Meta (formerly known as Facebook) recently introduced the brand new $1,500 Quest Pro virtual reality (VR) headset. The headset has a few advanced features on board, including five cameras facing inward, towards the user’s face. The cameras can track eye movements and facial expressions. Such features aim to create digital avatars for the VR world that can mimic human expression with incredible accuracy. It’s not just Facebook that’s working on this technology. Apple’s future mixed reality headset will also reportedly feature eye-tracking cameras.
The problem with Meta is that the VR headset might do more than track your face for the purpose of allowing your digital friends to see a VR version of you, just like in the movies. People worry that Meta will harvest facial expressions in real time and monetize them. That is, it might monitor and steal your feelings and turn them into cash with advertising.
It might sound like a paranoid conspiracy theory. And if it applies to Meta, then we should be worried about Apple’s upcoming VR headset as well. The difference is that Facebook has continually abused its data-collection powers to make money off of its users. And Meta is obviously just Facebook with a new name.
As it stands, the new Meta VR headset does not collect face-tracking information. It doesn’t steal your reactions to what you experience on the headset. The feature is turned off by default. Moreover, Meta told journalists last week that the VR headset will not use face-tracking information to predict emotions.
The headset will process raw images and pictures locally. Also, the images are stored on the device rather than reaching Meta’s server. And the operating system should delete the data after it’s done processing it. Meta is definitely trying. And it probably knows that privacy-conscious individuals are concerned, given Facebook’s incredibly poor record of protecting user privacy.
But people are worried nonetheless. Assistant professor at Western University Luke Stark told Wired that he worries Meta will track your face eventually. “It’s been clear for some years that animated avatars are acting as privacy loss leaders,” he said. “This data is far more granular and far more personal than an image of a face in the photograph.”
Meta Quest Pro VR headset. Image source: Meta
Wired points out that the eye-tracking and facial-expression privacy notices that Meta published this week do leave the door open to collecting insights from deleted images. These would be processed and collected on Meta’s server. Moreover, face and eye movement information can be broadcast to third-party companies with the help of a new Movement SD.
That data will be “subject to their [third party’s] terms and privacy policies.” So even if Meta won’t steal your feelings about VR products, others might.
There’s no question that the successful metaverse that Mark Zuckerberg wants will need avatars that can replicate human movement and facial expression with excellent fidelity. But the same technology could provide real-time insights into how a user feels about a specific product. And some companies might monetize those feelings in the future. Meta included.
VR experiences will certainly include shopping experiences. And developers might sell in-app content in the metaverse just like they do on iPhone and Android. Facial expression might help them maximize sales or determine when and how to ask for money. They can also tell Meta whether people would engage with certain ads.

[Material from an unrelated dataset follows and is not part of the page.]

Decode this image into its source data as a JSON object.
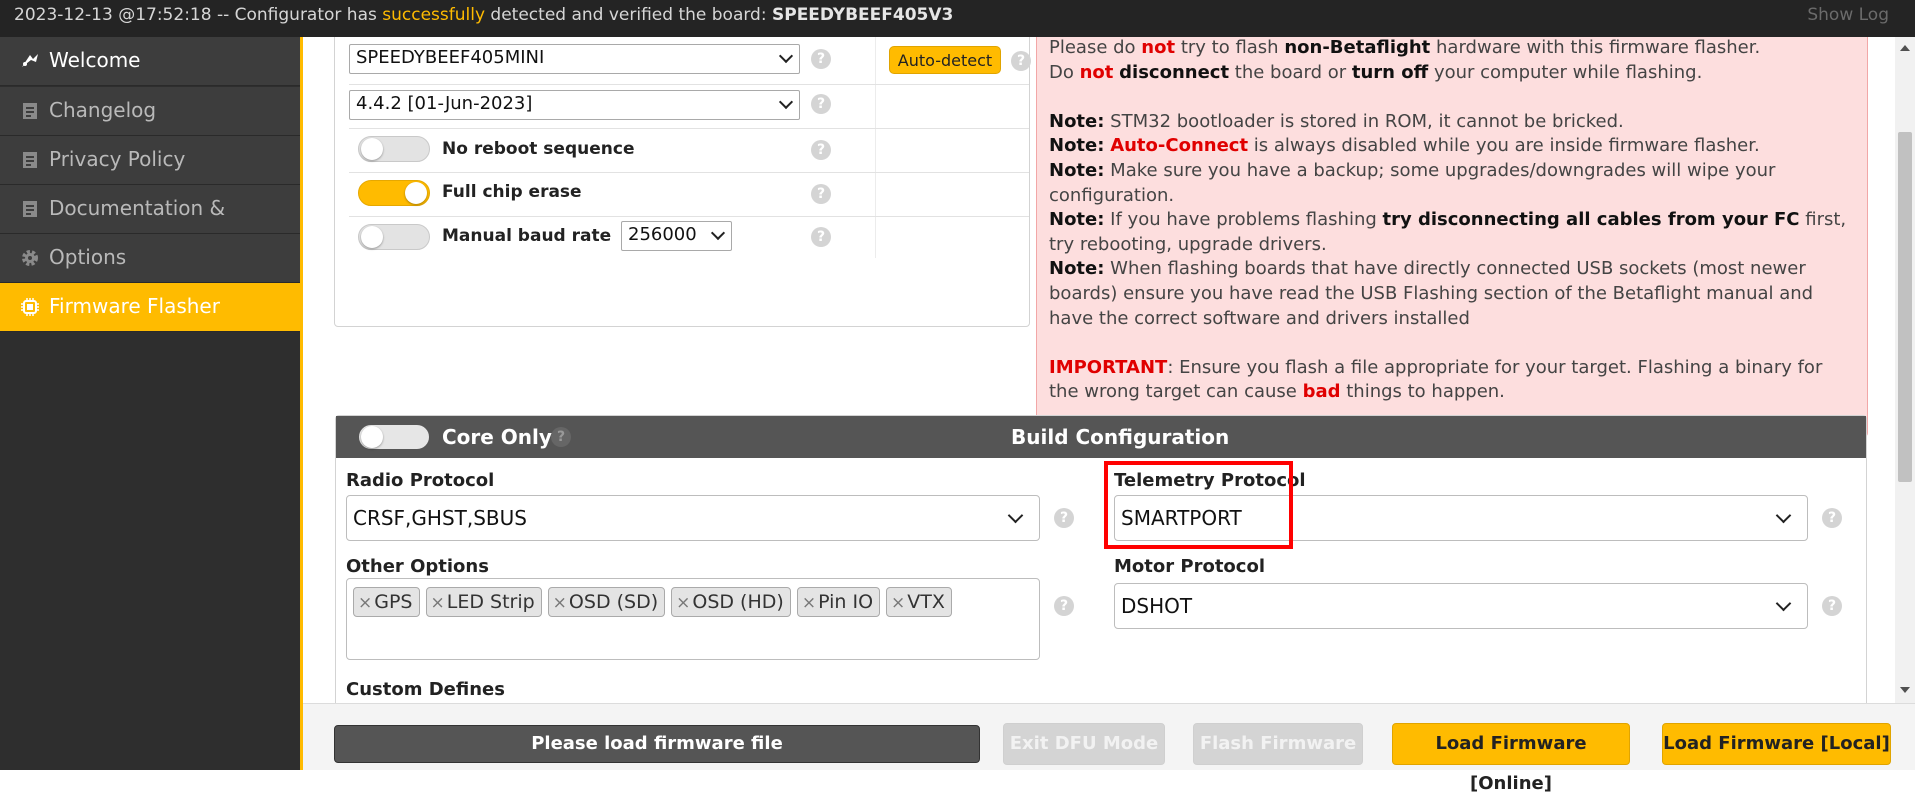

There’s a lot of speculation concerning these sophisticated tracking capabilities because the metaverse isn’t here. Not to mention that companies like Meta will need to train algorithms that can accurately predict one’s feelings.
We’ll also point out that Apple’s mixed reality device could not come at a better time. Apple will certainly introduce strong privacy policies that will force developers to create apps in a particular way. And it will force Meta to compete.
Until we know more about the metaverse, and as long as people worry about Meta’s agenda, you should be cautious about anything Meta does or sells in the VR space.
Source by bgr.com